“Medicaid generally has favorable effects on eligible children,” said a January 2015 report by the National Bureau of Economic Research. “We find that by expanding Medicaid to children, the government recoups much of its investment over time in the form of higher future tax payments. Moreover, children exposed to Medicaid collect less money from the government… women have higher cumulative earnings by age 28… [and children] also experience decreases in mortality and increases in college attendance.”
The academic evidence finds that access to healthcare, especially for children, means they will live longer, healthier, more productive lives, and have less reliance on government safety nets in later life. But that has not stopped 15 red-state governors, many of whom tout their Christian values while campaigning, from not only ignoring the poor, but intentionally perpetuating poverty.

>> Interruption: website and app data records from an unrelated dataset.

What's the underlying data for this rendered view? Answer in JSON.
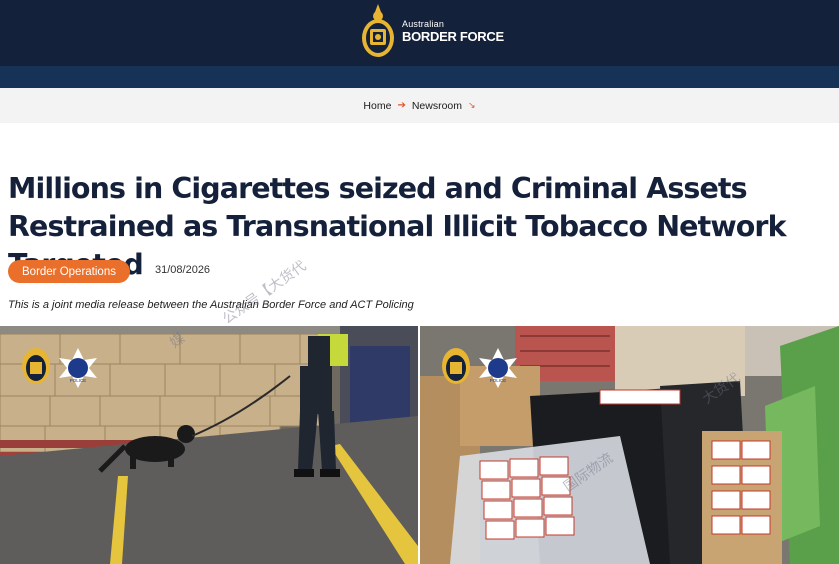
{
  "header": {
    "logo_small": "Australian",
    "logo_big": "BORDER FORCE",
    "brand_color": "#14213a",
    "subbar_color": "#163257"
  },
  "breadcrumb": {
    "home": "Home",
    "newsroom": "Newsroom",
    "separator_icon": "arrow-right-icon",
    "dropdown_icon": "arrow-down-right-icon"
  },
  "article": {
    "title": "Millions in Cigarettes seized and Criminal Assets Restrained as Transnational Illicit Tobacco Network Targeted",
    "category": "Border Operations",
    "date": "31/08/2026",
    "lead": "This is a joint media release between the Australian Border Force and ACT Policing",
    "accent_color": "#ea6f2a"
  },
  "photos": {
    "left": {
      "badge_text": "POLICE"
    },
    "right": {
      "badge_text": "POLICE"
    }
  },
  "watermarks": {
    "left": "公众号【大货代",
    "left_prefix": "媒",
    "right_top": "大货代",
    "right_mid": "国际物流"
  }
}
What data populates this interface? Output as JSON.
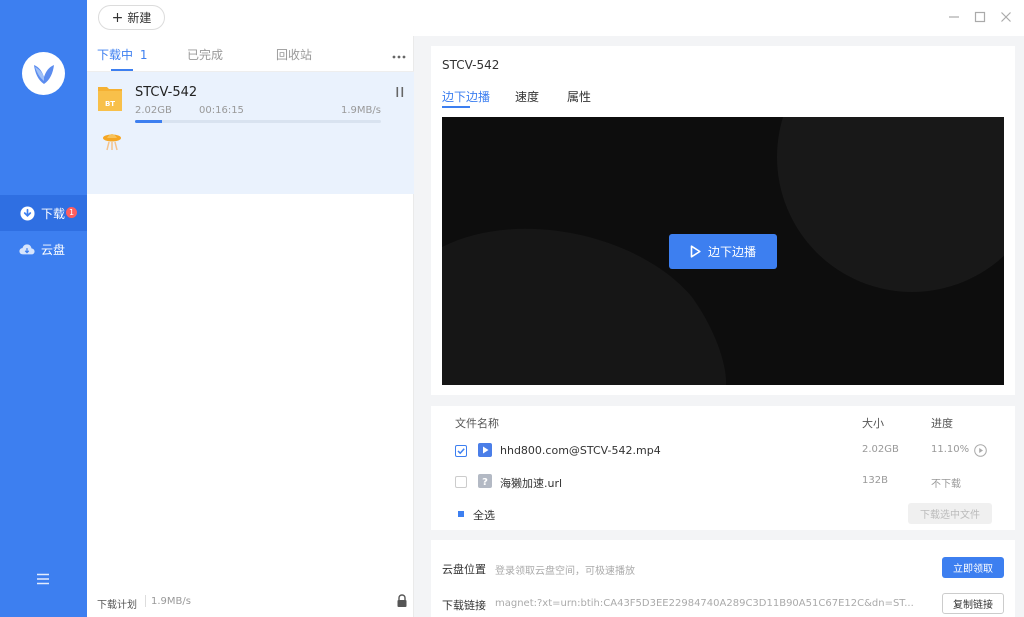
{
  "sidebar": {
    "items": [
      {
        "label": "下载",
        "badge": "1",
        "icon": "download-icon"
      },
      {
        "label": "云盘",
        "icon": "cloud-icon"
      }
    ],
    "menu_icon": "menu-icon"
  },
  "topbar": {
    "new_label": "新建",
    "window_controls": [
      "minimize-icon",
      "maximize-icon",
      "close-icon"
    ]
  },
  "list": {
    "tabs": [
      {
        "label": "下载中",
        "count": "1"
      },
      {
        "label": "已完成"
      },
      {
        "label": "回收站"
      }
    ],
    "tasks": [
      {
        "name": "STCV-542",
        "size": "2.02GB",
        "time": "00:16:15",
        "speed": "1.9MB/s",
        "progress": 0.11,
        "file_badge": "BT"
      }
    ],
    "footer": {
      "plan_label": "下载计划",
      "plan_speed": "1.9MB/s"
    }
  },
  "detail": {
    "title": "STCV-542",
    "tabs": [
      "边下边播",
      "速度",
      "属性"
    ],
    "play_label": "边下边播"
  },
  "files": {
    "headers": {
      "name": "文件名称",
      "size": "大小",
      "progress": "进度"
    },
    "rows": [
      {
        "name": "hhd800.com@STCV-542.mp4",
        "size": "2.02GB",
        "progress": "11.10%",
        "checked": true,
        "type": "video"
      },
      {
        "name": "海獭加速.url",
        "size": "132B",
        "progress": "不下载",
        "checked": false,
        "type": "unknown"
      }
    ],
    "select_all_label": "全选",
    "download_selected_label": "下载选中文件"
  },
  "cloud": {
    "location_label": "云盘位置",
    "location_text": "登录领取云盘空间，可极速播放",
    "claim_button": "立即领取",
    "link_label": "下载链接",
    "link_text": "magnet:?xt=urn:btih:CA43F5D3EE22984740A289C3D11B90A51C67E12C&dn=ST...",
    "copy_button": "复制链接"
  },
  "colors": {
    "accent": "#3d7ff0",
    "sidebar": "#3d7ff0",
    "badge": "#ff5e5e"
  }
}
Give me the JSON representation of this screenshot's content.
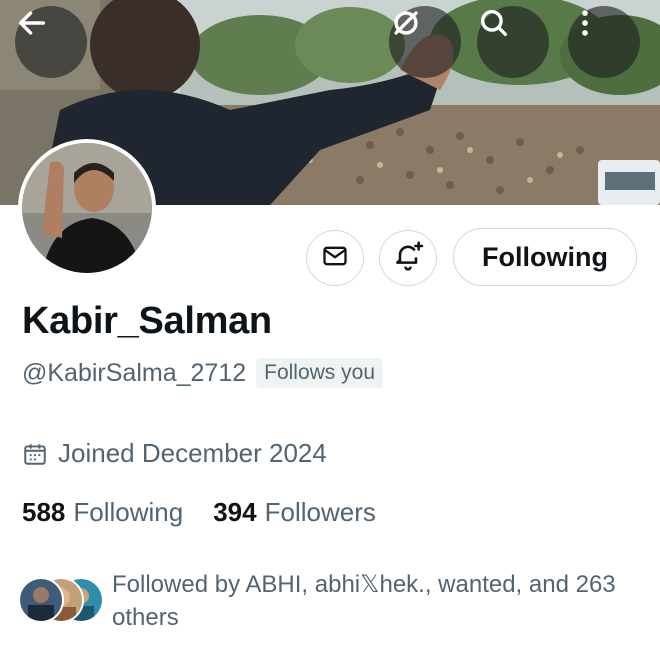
{
  "header": {
    "back_icon": "arrow-left-icon",
    "grok_icon": "grok-icon",
    "search_icon": "search-icon",
    "more_icon": "more-vertical-icon"
  },
  "profile": {
    "name": "Kabir_Salman",
    "handle": "@KabirSalma_2712",
    "follows_you": "Follows you",
    "joined": "Joined December 2024",
    "following_button": "Following",
    "following_count": "588",
    "following_label": "Following",
    "followers_count": "394",
    "followers_label": "Followers",
    "followed_by": "Followed by ABHI, abhi𝕏hek., wanted, and 263 others"
  },
  "colors": {
    "text_primary": "#0f1419",
    "text_secondary": "#536471",
    "border": "#cfd9de",
    "badge_bg": "#eff3f4"
  }
}
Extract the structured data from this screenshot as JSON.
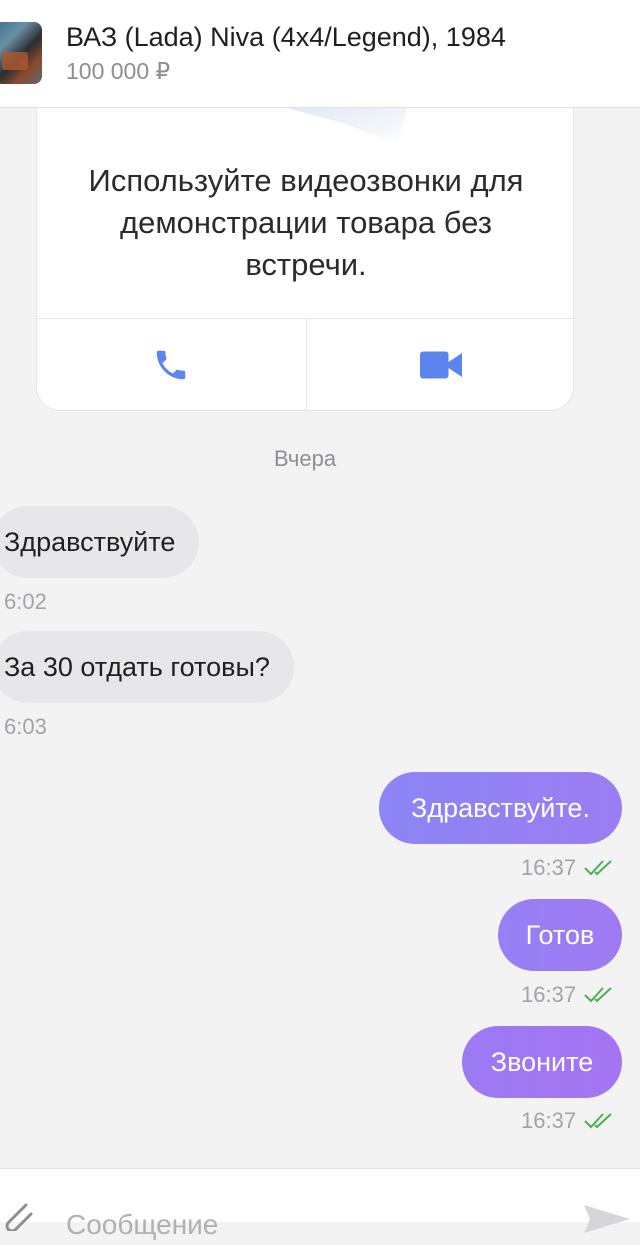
{
  "header": {
    "title": "ВАЗ (Lada) Niva (4x4/Legend), 1984",
    "price": "100 000 ₽"
  },
  "promo": {
    "text": "Используйте видеозвонки для демонстрации товара без встречи.",
    "call_icon": "phone-icon",
    "video_icon": "video-camera-icon",
    "accent_color": "#5b84ee"
  },
  "day_separator": "Вчера",
  "messages": [
    {
      "direction": "in",
      "text": "Здравствуйте",
      "time": "6:02"
    },
    {
      "direction": "in",
      "text": "За 30 отдать готовы?",
      "time": "6:03"
    },
    {
      "direction": "out",
      "text": "Здравствуйте.",
      "time": "16:37",
      "status": "read"
    },
    {
      "direction": "out",
      "text": "Готов",
      "time": "16:37",
      "status": "read"
    },
    {
      "direction": "out",
      "text": "Звоните",
      "time": "16:37",
      "status": "read"
    }
  ],
  "composer": {
    "placeholder": "Сообщение",
    "attach_icon": "paperclip-icon",
    "send_icon": "send-icon"
  },
  "colors": {
    "incoming_bubble": "#e7e7e9",
    "outgoing_bubble_start": "#8b85f5",
    "outgoing_bubble_end": "#a574f2",
    "read_ticks": "#4caf50"
  }
}
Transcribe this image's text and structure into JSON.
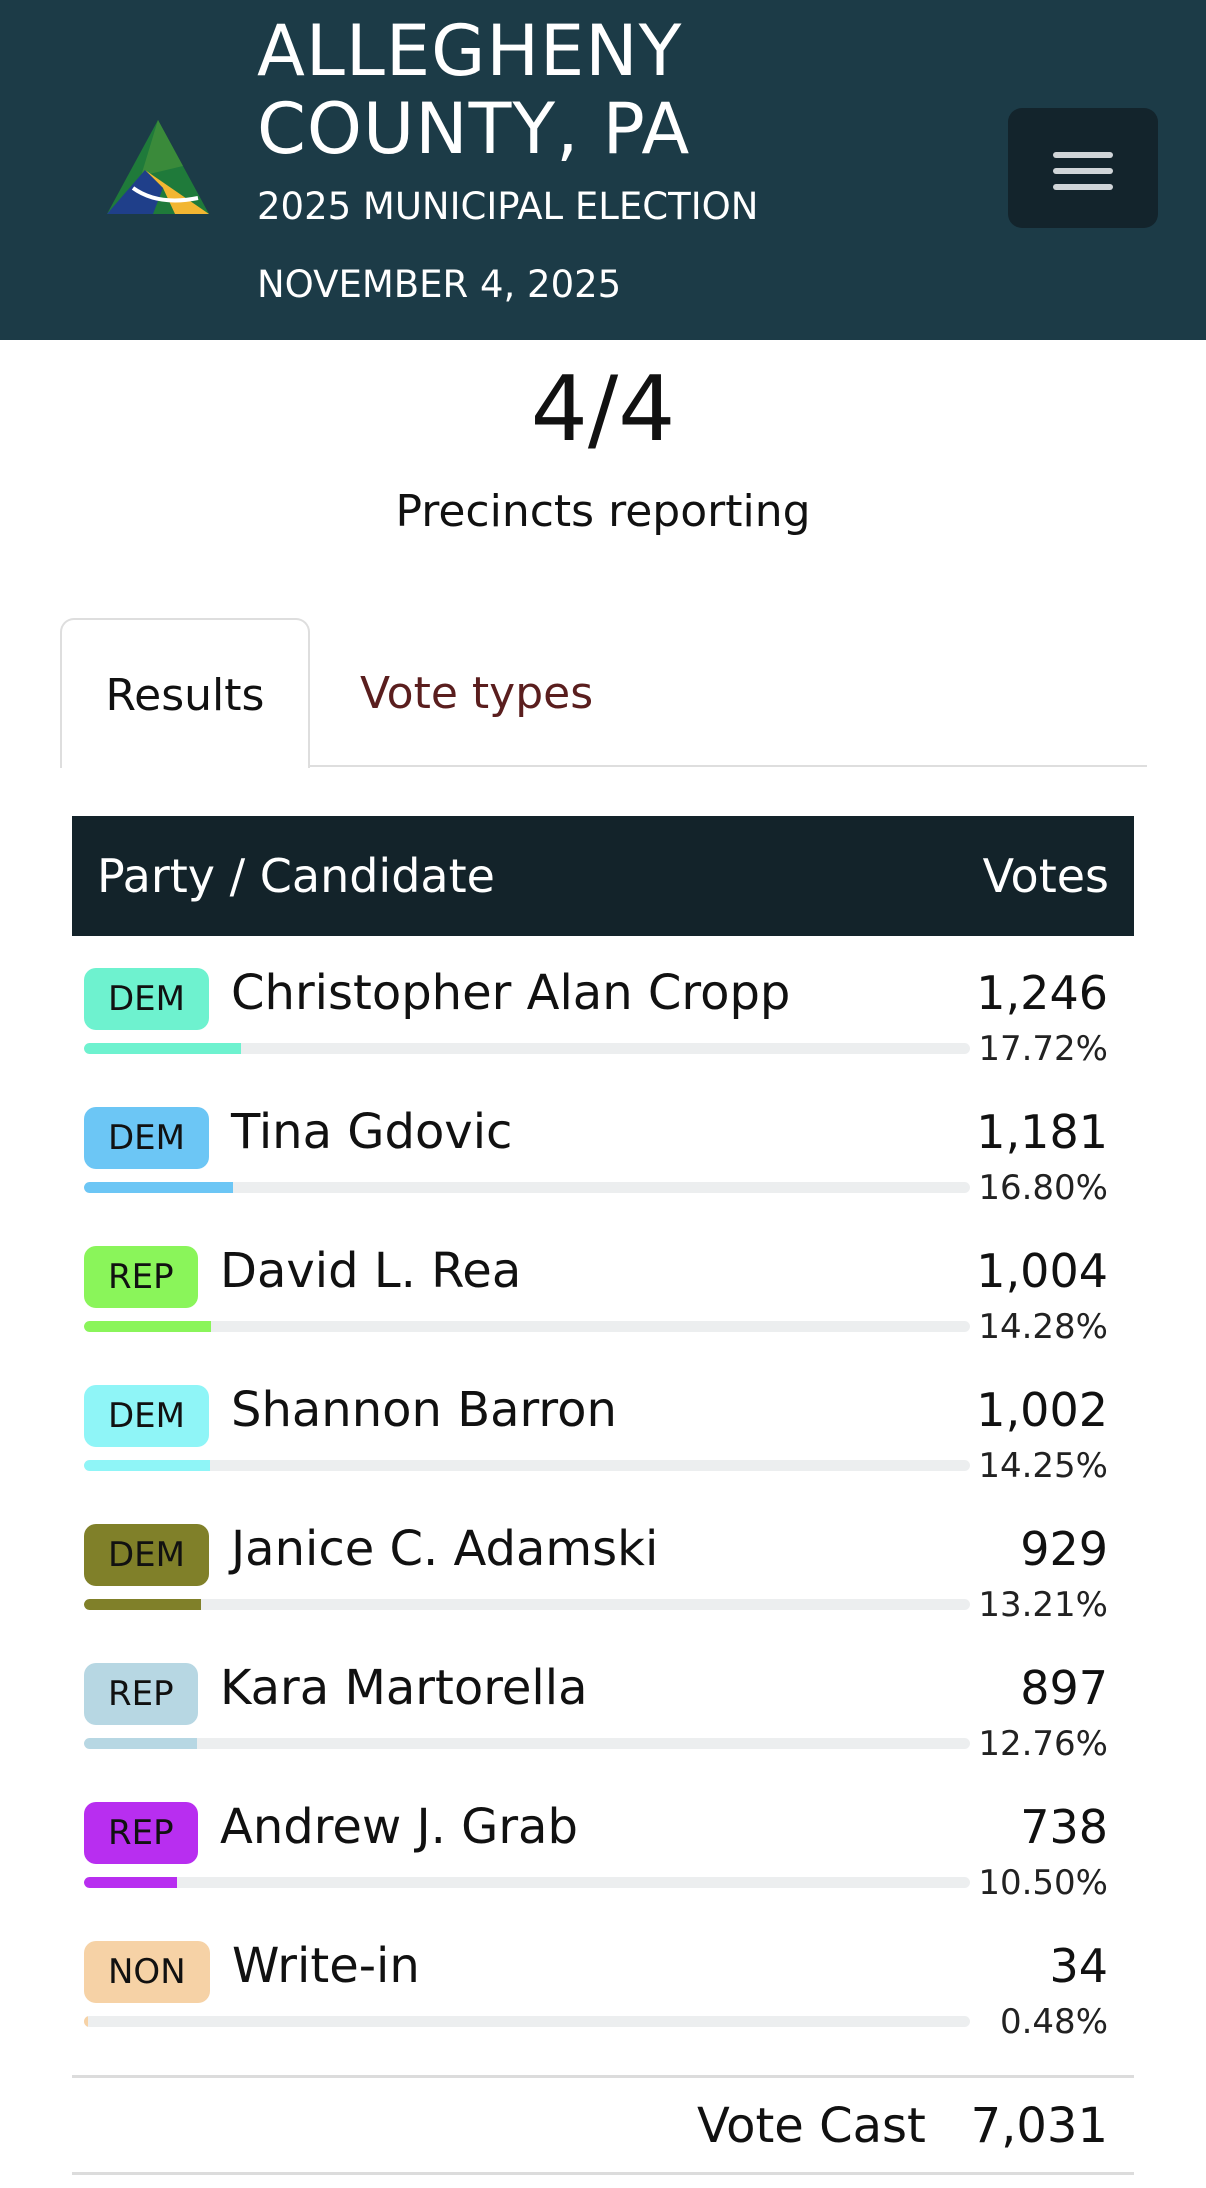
{
  "header": {
    "title": "ALLEGHENY COUNTY, PA",
    "subtitle": "2025 MUNICIPAL ELECTION",
    "date": "NOVEMBER 4, 2025",
    "logo_icon": "county-triangle-logo-icon",
    "menu_icon": "hamburger-menu-icon",
    "background_color": "#1c3b47"
  },
  "precincts": {
    "count": "4/4",
    "label": "Precincts reporting"
  },
  "tabs": [
    {
      "label": "Results",
      "active": true
    },
    {
      "label": "Vote types",
      "active": false
    }
  ],
  "table": {
    "header_candidate": "Party / Candidate",
    "header_votes": "Votes",
    "rows": [
      {
        "party": "DEM",
        "name": "Christopher Alan Cropp",
        "votes": "1,246",
        "pct": "17.72%",
        "share": 17.72,
        "color": "#6ef2cf"
      },
      {
        "party": "DEM",
        "name": "Tina Gdovic",
        "votes": "1,181",
        "pct": "16.80%",
        "share": 16.8,
        "color": "#6cc6f5"
      },
      {
        "party": "REP",
        "name": "David L. Rea",
        "votes": "1,004",
        "pct": "14.28%",
        "share": 14.28,
        "color": "#8af55a"
      },
      {
        "party": "DEM",
        "name": "Shannon Barron",
        "votes": "1,002",
        "pct": "14.25%",
        "share": 14.25,
        "color": "#8ff5f7"
      },
      {
        "party": "DEM",
        "name": "Janice C. Adamski",
        "votes": "929",
        "pct": "13.21%",
        "share": 13.21,
        "color": "#808029"
      },
      {
        "party": "REP",
        "name": "Kara Martorella",
        "votes": "897",
        "pct": "12.76%",
        "share": 12.76,
        "color": "#b7d7e3"
      },
      {
        "party": "REP",
        "name": "Andrew J. Grab",
        "votes": "738",
        "pct": "10.50%",
        "share": 10.5,
        "color": "#b82ef0"
      },
      {
        "party": "NON",
        "name": "Write-in",
        "votes": "34",
        "pct": "0.48%",
        "share": 0.48,
        "color": "#f6d2a6"
      }
    ],
    "total_label": "Vote Cast",
    "total_value": "7,031"
  }
}
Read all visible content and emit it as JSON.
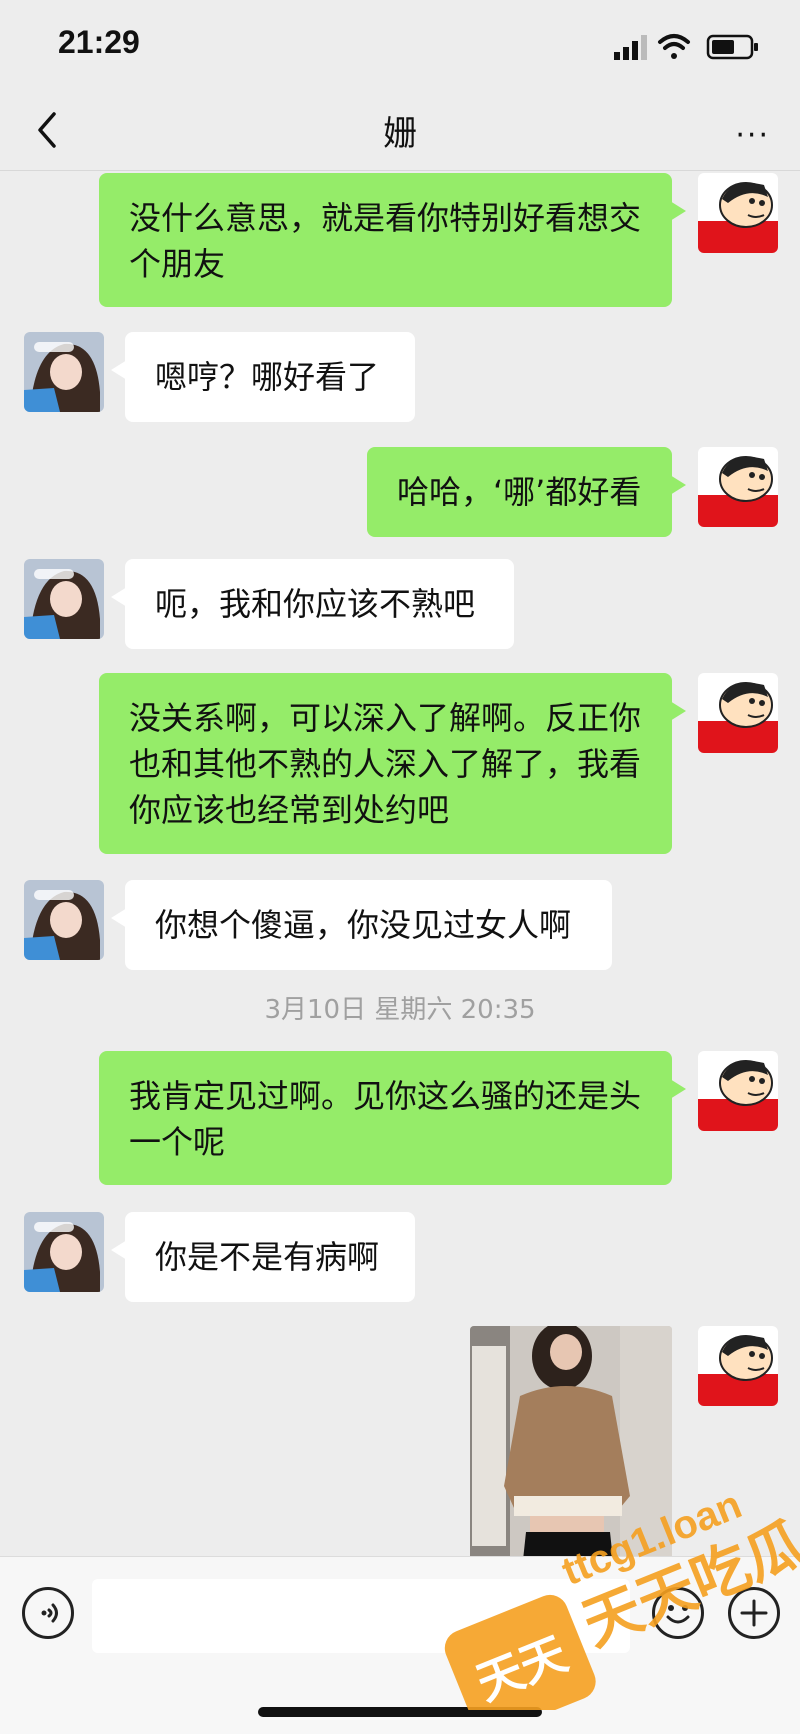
{
  "status_bar": {
    "time": "21:29"
  },
  "header": {
    "title": "姗",
    "more": "···"
  },
  "messages": [
    {
      "side": "me",
      "text": "没什么意思，就是看你特别好看想交个朋友"
    },
    {
      "side": "them",
      "text": "嗯哼？哪好看了"
    },
    {
      "side": "me",
      "text": "哈哈，‘哪’都好看"
    },
    {
      "side": "them",
      "text": "呃，我和你应该不熟吧"
    },
    {
      "side": "me",
      "text": "没关系啊，可以深入了解啊。反正你也和其他不熟的人深入了解了，我看你应该也经常到处约吧"
    },
    {
      "side": "them",
      "text": "你想个傻逼，你没见过女人啊"
    },
    {
      "side": "me",
      "text": "我肯定见过啊。见你这么骚的还是头一个呢"
    },
    {
      "side": "them",
      "text": "你是不是有病啊"
    }
  ],
  "timestamp": "3月10日 星期六 20:35",
  "watermark": {
    "url": "ttcg1.loan",
    "label": "天天吃瓜",
    "logo": "天天"
  },
  "colors": {
    "my_bubble": "#95ec69",
    "their_bubble": "#ffffff",
    "background": "#ededed",
    "watermark": "#f5a020"
  }
}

“It may be a tough slog to get the public and their representatives to listen to arguments about investing in poor people’s health right now to reap financial benefits for the state years down the road,” the Columbia Journalism Review wrote in a January piece. “Those covering Medicaid expansion need to try to broaden the discourse beyond the all-too-typical story quoting opponents versus supporters that rarely clues us in to what’s at stake.”
But if anything, since the 2014 elections the political winds in red states are blowing even harder against the poor when it comes to Medicaid. In states such as Arizona and Arkansas that expanded their Medicaid programs under Obamacare, new governors have been talking about making it harder for recipients, with a mix of new monthly fees and co-pays (Indiana), work requirements (Utah, Arkansas), or a combination of these including canceling coverage if a recepient misses a monthly payment.
Ironically, the White House’s just-released 2016 federal budget proposal gives these punitive efforts cover, because President Obama is proposing to raise fees and charges for Medicaid’s first cousin, Medicare—government healthcare for seniors. Obama’s proposal is touted as squeezing “$399 billion over the next 10 years out of Medicare, Medicaid and other [safety net] programs,” the New York Timesnoted.
What’s lost in all the economics-only framing is the morality of choices involved. The human costs of not providing access to Medicaid are substantial, stacking the decks against a disadvantaged person for what could be a lifetime. Clearly, these GOP governors, many of whom tout their religious morals, do not care about longer-term benefits but only about short-term politics.
As the Kaiser Family Foundation noted, many red-state governors are not even telling residents in their states who are now eligible for Medicaid about enrolling—Obamacare or not.
A “large majority of individuals in states not expanding Medicaid are children who are eligible but not yet enrolled in coverage,” Kaiser reported last April. “Not all Medicaid-eligible individuals are enrolled in the program due to lack of knowledge about their eligibility and historic enrollment barriers.”
These states could take steps to help millions of poor people, including children, live better lives where they will be less likely to need government assistance. But they don’t and won’t, despite their professed political vanities about less government dependency and moral posturing about serving society.
As the British medical journal, the Lancet, reported last July after studying 20-year public health trends, “Investing in health has stimulated shared economic growth as citizens live longer and with greater capacity to pursue they lives they value.”